What effect does the MODE button have in SOLO and in PFL? Is the SOLO LED off? Is the number in the FX window SOLIDLY on and not flashing?
The headphones socket is on the preamp stage - it works so the problem must be after the pre-amp.
Do you get any sound at all from the speakers (hiss or perhaps a click) when you turn it on?
If yes it is an amplifier problem.
Here are some possible causes
A wire has come off the loudspeaker - easy to fix
Speaker protection fuse has blown - small glass fuse mounted on main amplifier chassis - replace with correct rated and type of fuse (note some of these are 'slow' blow type - important that you get the right one)
faulty component in the main amplifier stage - requires attention from qualified repairer
Loudspeaker burnt out - this can be tested by connecting another speaker across the terminals of the built in speaker.
The headphone jack socket automatically disconnects the loudspeaker when phones are plugged in - it could be that the contact in the headphone jack socket is bent and not re-making contact when the headphones are unplugged.
In refering to the schematic i find that the MOST probable cause would be a bad switch contact on the jack the pedal plugs into. There is a normally closed contact that passes the select signal within the unit to the control circuit. If the contact vibrates open, then the unit will switch. These jacks are a pile of.... prone to failure if you use them very much. With the pedal plugged in the switch is no longer in the circuit and control is solidly by the pedal.
If you remove the amp from the cabinet you can probably bend the spring contact to temporarily fix the problem, however, use that jack a bit and the problem will come back. You could cobble a good quality Switchcraft jack with switch as a replacement and add pigtail wires to the circuitry for a little better reliability.
Check all the capacitors one at a time for leakage.You might also have a transistor in the preamp stage which is starting to go bad. Whatever you do though don't use the speaker output jacks of the organ as line outs into the input jack of the guitar amp. In a properly working organ you could destroy the output transformer and the input stage of your amp because most speaker outs are A.C. voltage to drive the speakers not low level D.C. which is what your amp is used to. Let me know how you make out.
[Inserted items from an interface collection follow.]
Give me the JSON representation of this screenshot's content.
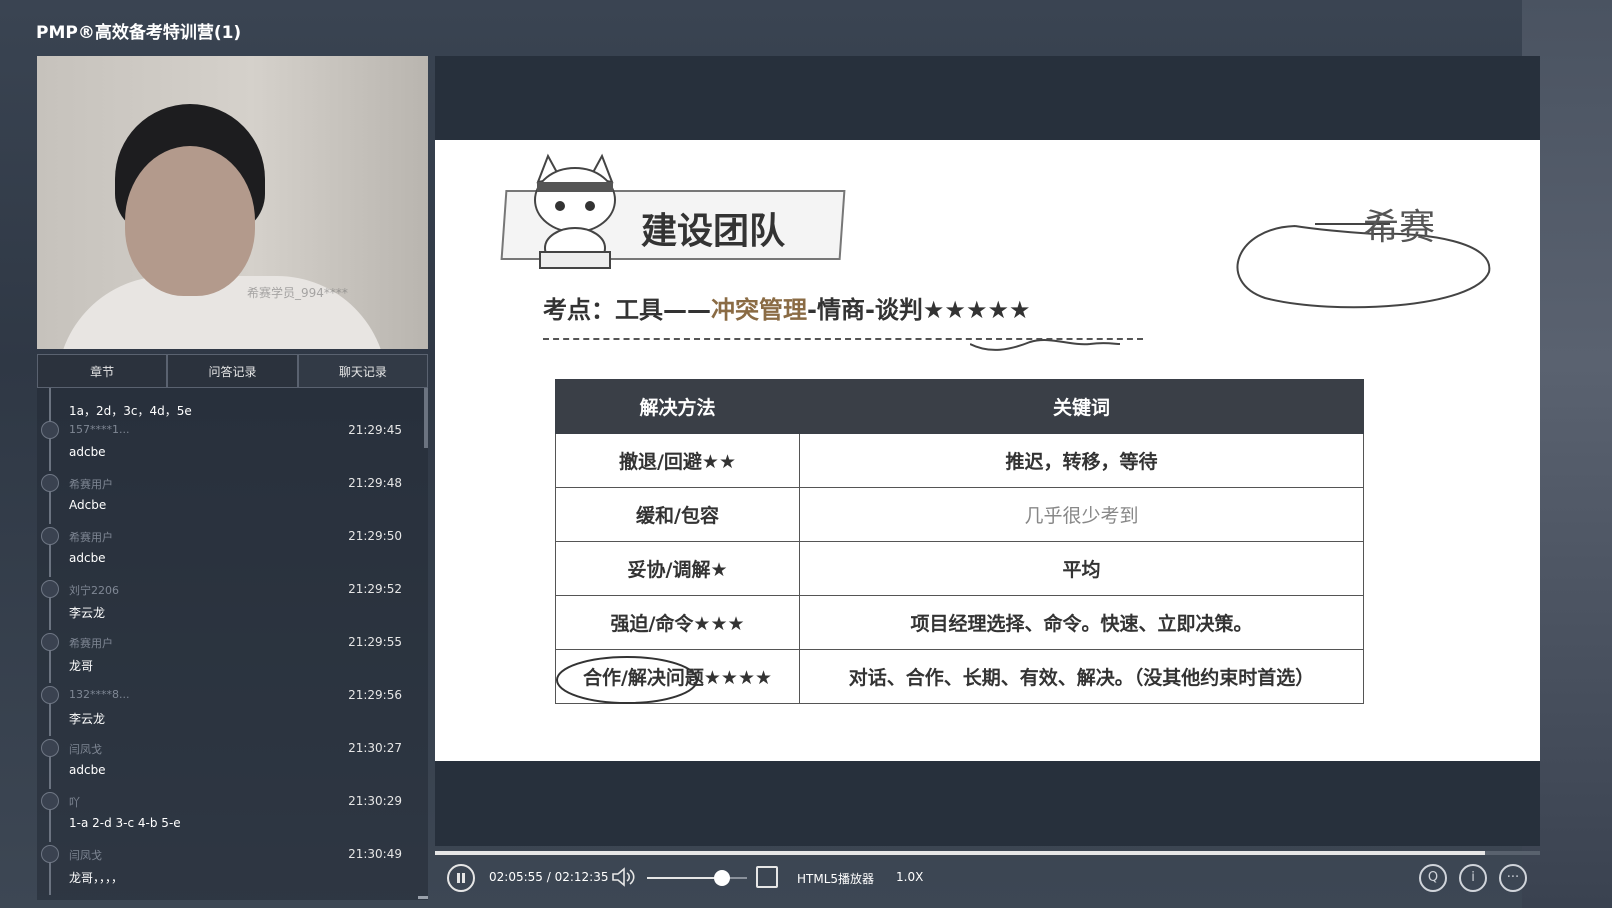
{
  "app": {
    "title": "PMP®高效备考特训营(1)"
  },
  "video": {
    "watermark": "希赛学员_994****"
  },
  "tabs": [
    {
      "label": "章节"
    },
    {
      "label": "问答记录"
    },
    {
      "label": "聊天记录",
      "active": true
    }
  ],
  "chat": {
    "first_text": "1a，2d，3c，4d，5e",
    "messages": [
      {
        "user": "157****1...",
        "time": "21:29:45",
        "text": "adcbe"
      },
      {
        "user": "希赛用户",
        "time": "21:29:48",
        "text": "Adcbe"
      },
      {
        "user": "希赛用户",
        "time": "21:29:50",
        "text": "adcbe"
      },
      {
        "user": "刘宁2206",
        "time": "21:29:52",
        "text": "李云龙"
      },
      {
        "user": "希赛用户",
        "time": "21:29:55",
        "text": "龙哥"
      },
      {
        "user": "132****8...",
        "time": "21:29:56",
        "text": "李云龙"
      },
      {
        "user": "闫凤戈",
        "time": "21:30:27",
        "text": "adcbe"
      },
      {
        "user": "吖",
        "time": "21:30:29",
        "text": "1-a 2-d 3-c 4-b 5-e"
      },
      {
        "user": "闫凤戈",
        "time": "21:30:49",
        "text": "龙哥，，，，"
      }
    ]
  },
  "slide": {
    "heading": "建设团队",
    "brand": "希赛",
    "exam_point_prefix": "考点：工具——",
    "exam_point_highlight": "冲突管理",
    "exam_point_suffix": "-情商-谈判★★★★★",
    "table": {
      "headers": [
        "解决方法",
        "关键词"
      ],
      "rows": [
        {
          "method": "撤退/回避★★",
          "keywords": "推迟，转移，等待"
        },
        {
          "method": "缓和/包容",
          "keywords": "几乎很少考到"
        },
        {
          "method": "妥协/调解★",
          "keywords": "平均"
        },
        {
          "method": "强迫/命令★★★",
          "keywords": "项目经理选择、命令。快速、立即决策。"
        },
        {
          "method": "合作/解决问题★★★★",
          "keywords": "对话、合作、长期、有效、解决。（没其他约束时首选）"
        }
      ]
    }
  },
  "player": {
    "time": "02:05:55 / 02:12:35",
    "progress": 0.95,
    "volume": 0.75,
    "name": "HTML5播放器",
    "speed": "1.0X"
  },
  "icons": {
    "pause": "pause-icon",
    "volume": "volume-icon",
    "fullscreen": "fullscreen-icon",
    "qa": "qa-icon",
    "info": "info-icon",
    "more": "more-icon"
  }
}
It sounds like a failure in the preamp stages, but fortunately you can do a lot of troubleshooting externally.
Drive the "power amp input" jack with another source of audio that has some reasonable output... like a small CD player. If this works (no mind the level, just the quality, that will verify if the power amp is OK.
If the power amp is OK, the use the preamp out to another amplifier.
If it is OK, then the Power amp input jack switch MAY be bad, When nothing is plugged into these, the preamp is sent to the power amp by a switch on the power amp input jack.
If you do these tests, you can email me the results and I will give further tests to run.